Doctors have been put in "an impossibly difficult position" by a judge's ruling that a terminally ill man should not be denied life-prolonging treatment, the Court of Appeal was told yesterday. The "right to live" judgment raises the risk that physicians will be forced to inflict procedures on dying patients that do them more harm than good, it was claimed.

The General Medical Council is appealing against a decision by Mr Justice Munby last year that Leslie Burke, who suffers from the degenerative brain condition cerebella ataxia, should not be denied artificial nutrition and hydration during the final stages of his illness.

Mr Burke, 45, who is confined to a wheelchair, brought the case because he was concerned that doctors would withdraw feeding and hydration when he was too incapacitated to object, leaving him to starve to death.

Guidelines drawn up by the GMC stated that if a patient's condition has deteriorated so severely and the prognosis is so poor, doctors can stop artificial feeding if they believe it would be "too burdensome in relation to the possible benefits".

In his judgment, Mr Justice Munby partly upheld Mr Burke's claim and told the GMC to redraft its advice to doctors. The GMC is now appealing against that ruling, saying it threatens the doctor-patient relationship and is insufficiently clear about what changes are required.

Philip Havers QC, representing the GMC, told three appeal judges, headed by the Master of the Rolls, Lord Phillips of Worth Matravers, that the law did not state that a patient has a right to require the provision of any particular form of treatment. He said the conclusion of the earlier judgment was not in the best interests of patients because, firstly, doctors would have to provide treatment which they knew would be of no benefit or could be harmful.

Second, to require a doctor to do so was destructive of the relationship between doctor and patient.

Third, said Mr Havers, such a conclusion "puts the doctor in an impossibly difficult position, for a doctor should never be required to provide a particular form of treatment to a patient which he does not consider to be clinically appropriate. "Doctors are under a professional duty not to provide such treatments to patients." Mr Havers said the main purpose of the GMC was to "protect, promote and maintain" the health of the public, including those who need life-prolonging treatment.

The case is being closely watched by doctors, and by pro- and anti-euthanasia campaigners, as it goes to the heart of the debate over end-of-life decisions. Lawyers representing Mr Burke say Mr Justice Munby's judgment represents a shift in the balance of power away from the doctor to the patient, and from the medical profession to the courts.
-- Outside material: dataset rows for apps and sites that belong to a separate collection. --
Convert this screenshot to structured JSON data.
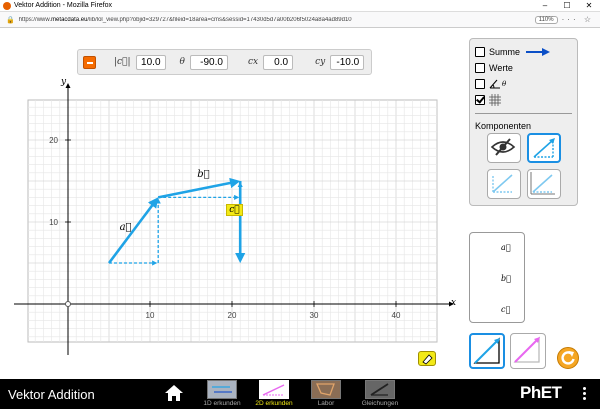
{
  "window": {
    "title": "Vektor Addition - Mozilla Firefox",
    "url_prefix": "https://www.",
    "url_domain": "metacdata.eu",
    "url_rest": "/lib/lol_view.php?objid=329727&fileid=18area=cms&sessid=17430d5d7a00b206f5024a8a4ad89d10",
    "zoom": "110%"
  },
  "readout": {
    "magnitude_label": "|c⃗|",
    "magnitude_value": "10.0",
    "angle_label": "θ",
    "angle_value": "-90.0",
    "cx_label": "cx",
    "cx_value": "0.0",
    "cy_label": "cy",
    "cy_value": "-10.0"
  },
  "graph": {
    "x_axis_label": "x",
    "y_axis_label": "y",
    "x_ticks": [
      "10",
      "20",
      "30",
      "40"
    ],
    "y_ticks": [
      "10",
      "20"
    ],
    "vectors": [
      {
        "name": "a",
        "label": "a⃗",
        "tail": [
          5,
          5
        ],
        "tip": [
          11,
          13
        ]
      },
      {
        "name": "b",
        "label": "b⃗",
        "tail": [
          11,
          13
        ],
        "tip": [
          21,
          15
        ]
      },
      {
        "name": "c",
        "label": "c⃗",
        "tail": [
          21,
          15
        ],
        "tip": [
          21,
          5
        ]
      }
    ]
  },
  "options_panel": {
    "sum_label": "Summe",
    "values_label": "Werte",
    "angle_label": "θ",
    "grid_checked": true,
    "sum_checked": false,
    "values_checked": false,
    "angle_checked": false,
    "components_label": "Komponenten"
  },
  "vector_list": [
    "a⃗",
    "b⃗",
    "c⃗"
  ],
  "navbar": {
    "sim_title": "Vektor Addition",
    "screens": [
      "1D erkunden",
      "2D erkunden",
      "Labor",
      "Gleichungen"
    ],
    "active_screen": 1,
    "logo_text": "PhET"
  },
  "colors": {
    "vector": "#1fa3e6",
    "accent_yellow": "#f2e916",
    "orange": "#f56b00",
    "sum": "#0b4fc7",
    "pink": "#e868f0"
  }
}
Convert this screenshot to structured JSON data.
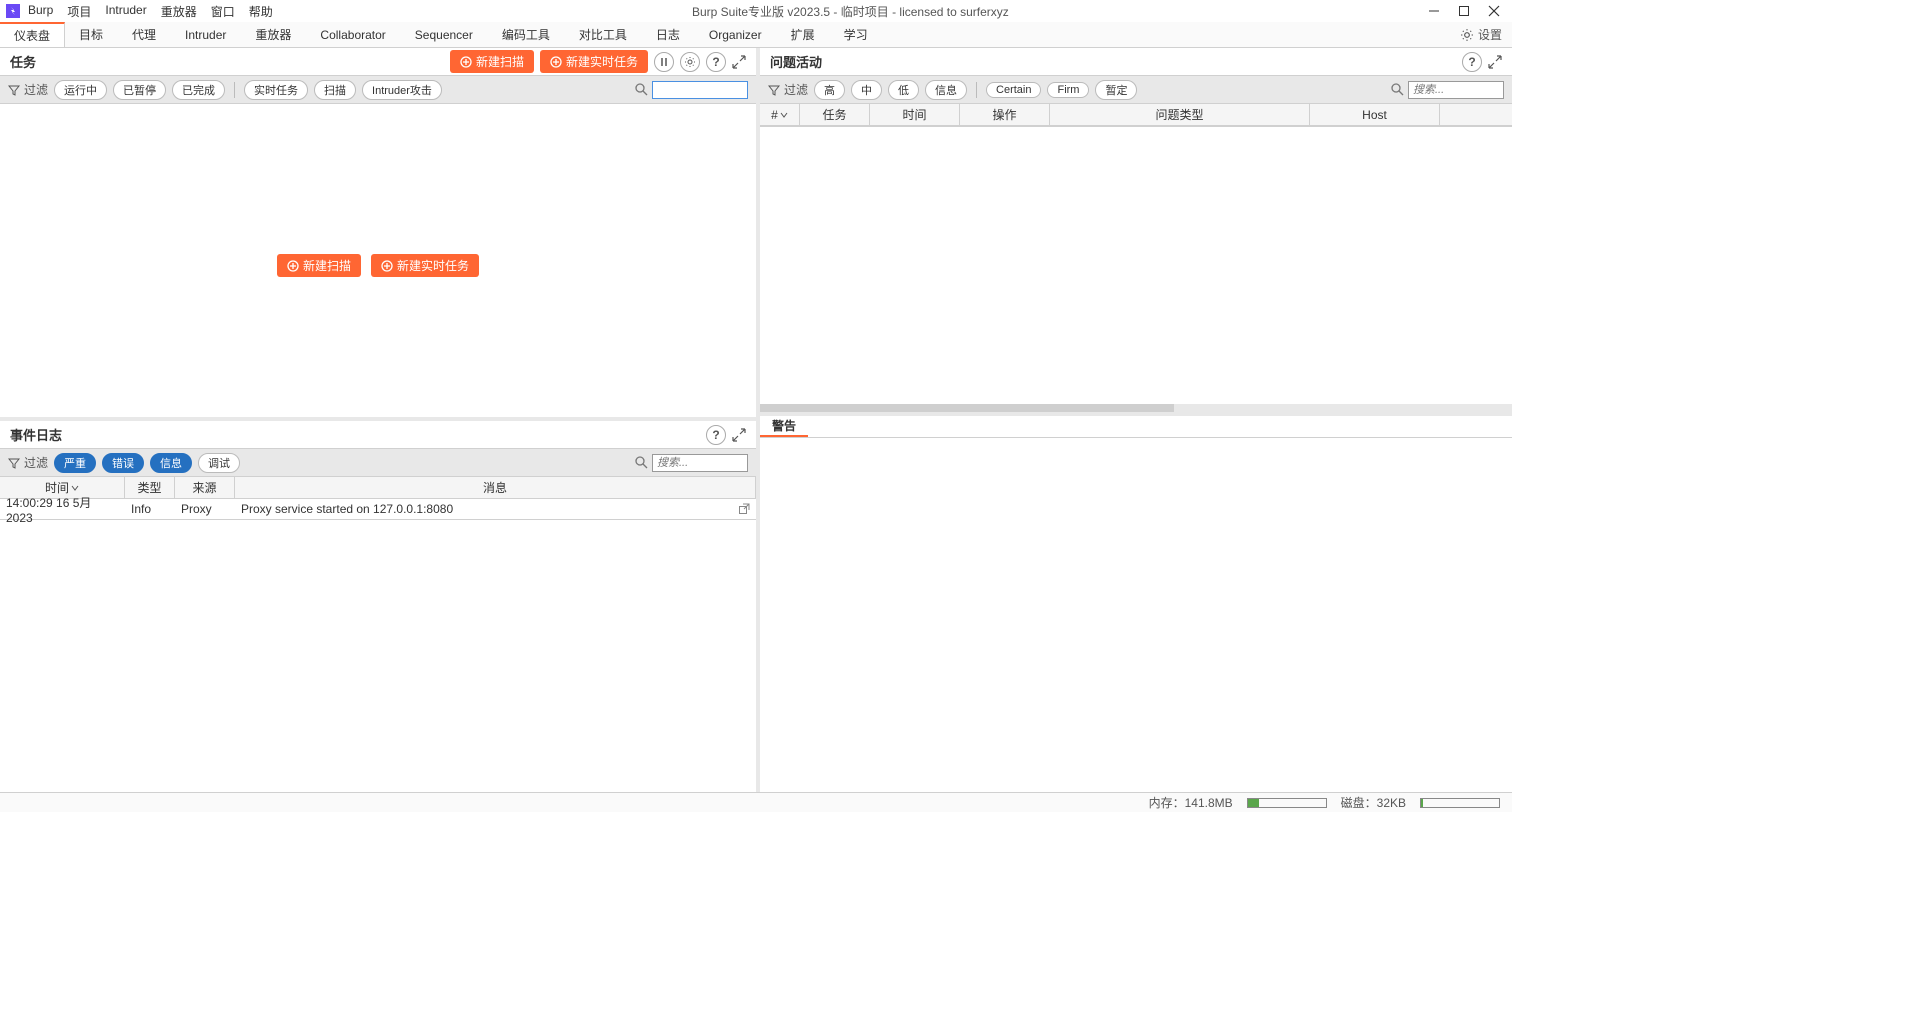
{
  "titlebar": {
    "menus": [
      "Burp",
      "项目",
      "Intruder",
      "重放器",
      "窗口",
      "帮助"
    ],
    "title": "Burp Suite专业版  v2023.5 - 临时项目 - licensed to surferxyz"
  },
  "maintabs": {
    "items": [
      "仪表盘",
      "目标",
      "代理",
      "Intruder",
      "重放器",
      "Collaborator",
      "Sequencer",
      "编码工具",
      "对比工具",
      "日志",
      "Organizer",
      "扩展",
      "学习"
    ],
    "active_index": 0,
    "settings_label": "设置"
  },
  "tasks": {
    "title": "任务",
    "new_scan": "新建扫描",
    "new_live": "新建实时任务",
    "filter_label": "过滤",
    "chips": [
      "运行中",
      "已暂停",
      "已完成"
    ],
    "chips2": [
      "实时任务",
      "扫描",
      "Intruder攻击"
    ],
    "search_placeholder": ""
  },
  "issues": {
    "title": "问题活动",
    "filter_label": "过滤",
    "chips": [
      "高",
      "中",
      "低",
      "信息"
    ],
    "chips2": [
      "Certain",
      "Firm",
      "暂定"
    ],
    "search_placeholder": "搜索...",
    "columns": [
      "#",
      "任务",
      "时间",
      "操作",
      "问题类型",
      "Host"
    ]
  },
  "eventlog": {
    "title": "事件日志",
    "filter_label": "过滤",
    "chips_active": [
      "严重",
      "错误",
      "信息"
    ],
    "chips_inactive": [
      "调试"
    ],
    "search_placeholder": "搜索...",
    "columns": [
      "时间",
      "类型",
      "来源",
      "消息"
    ],
    "rows": [
      {
        "time": "14:00:29 16 5月 2023",
        "type": "Info",
        "source": "Proxy",
        "message": "Proxy service started on 127.0.0.1:8080"
      }
    ]
  },
  "advisory": {
    "tab": "警告"
  },
  "statusbar": {
    "mem_label": "内存：",
    "mem_value": "141.8MB",
    "mem_pct": 15,
    "disk_label": "磁盘：",
    "disk_value": "32KB",
    "disk_pct": 2
  }
}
But the medical profession is concerned that the ruling amounts to allowing "treatment on demand".

Mr Burke, a former postman from Lancaster, was in court for the start of the hearing, which is expected to last at least a week.
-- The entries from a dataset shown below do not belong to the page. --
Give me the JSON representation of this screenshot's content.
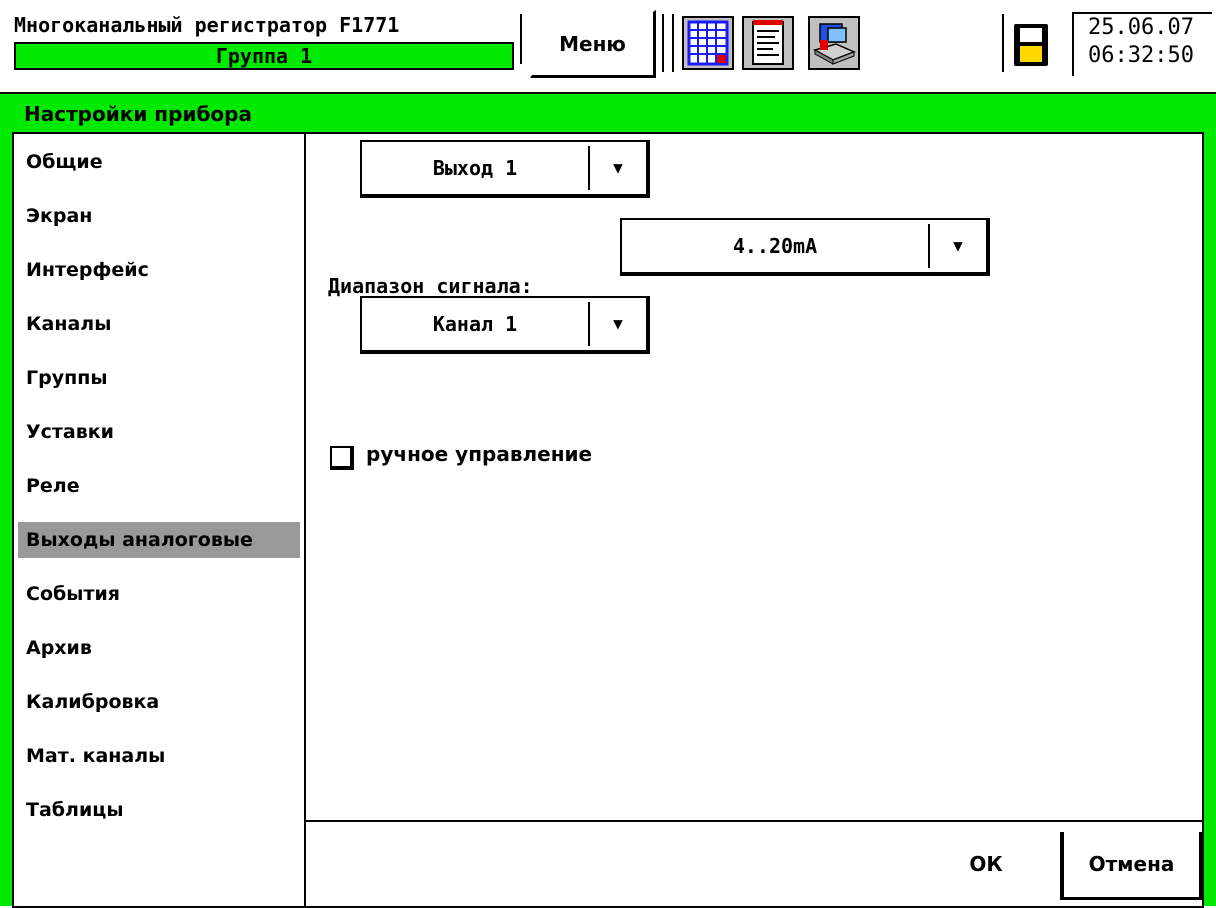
{
  "header": {
    "device_title": "Многоканальный регистратор F1771",
    "group": "Группа 1",
    "menu_label": "Меню",
    "date": "25.06.07",
    "time": "06:32:50",
    "accent_color": "#00ea00"
  },
  "toolbar_icons": [
    "table-icon",
    "notepad-icon",
    "device-archive-icon",
    "floppy-save-icon"
  ],
  "panel": {
    "title": "Настройки прибора"
  },
  "sidebar": {
    "items": [
      {
        "label": "Общие"
      },
      {
        "label": "Экран"
      },
      {
        "label": "Интерфейс"
      },
      {
        "label": "Каналы"
      },
      {
        "label": "Группы"
      },
      {
        "label": "Уставки"
      },
      {
        "label": "Реле"
      },
      {
        "label": "Выходы аналоговые"
      },
      {
        "label": "События"
      },
      {
        "label": "Архив"
      },
      {
        "label": "Калибровка"
      },
      {
        "label": "Мат. каналы"
      },
      {
        "label": "Таблицы"
      }
    ],
    "active": "Выходы аналоговые"
  },
  "content": {
    "output_select": "Выход 1",
    "signal_range_label": "Диапазон сигнала:",
    "signal_range_value": "4..20mA",
    "channel_select": "Канал 1",
    "manual_control_label": "ручное управление",
    "manual_control_checked": false
  },
  "buttons": {
    "ok": "ОК",
    "cancel": "Отмена"
  }
}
In a separate case, the High Court and the Court of Appeal have upheld a decision by doctors not to resuscitate the disabled 18-month old baby Charlotte Wyatt if she stops breathing. They believe it would not be in her best interests.